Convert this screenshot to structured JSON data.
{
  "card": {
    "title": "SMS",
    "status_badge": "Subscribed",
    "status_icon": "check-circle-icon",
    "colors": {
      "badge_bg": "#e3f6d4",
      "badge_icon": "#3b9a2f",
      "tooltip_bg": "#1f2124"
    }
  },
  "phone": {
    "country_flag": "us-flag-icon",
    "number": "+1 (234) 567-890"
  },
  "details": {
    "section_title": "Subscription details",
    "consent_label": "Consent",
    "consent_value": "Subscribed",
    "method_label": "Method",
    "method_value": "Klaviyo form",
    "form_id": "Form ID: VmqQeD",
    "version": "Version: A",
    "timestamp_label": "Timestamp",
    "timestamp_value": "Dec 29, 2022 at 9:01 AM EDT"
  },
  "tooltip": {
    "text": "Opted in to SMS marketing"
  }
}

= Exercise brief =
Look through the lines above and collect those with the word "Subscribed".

= Response to the exercise =
    "status_badge": "Subscribed",
    "consent_value": "Subscribed",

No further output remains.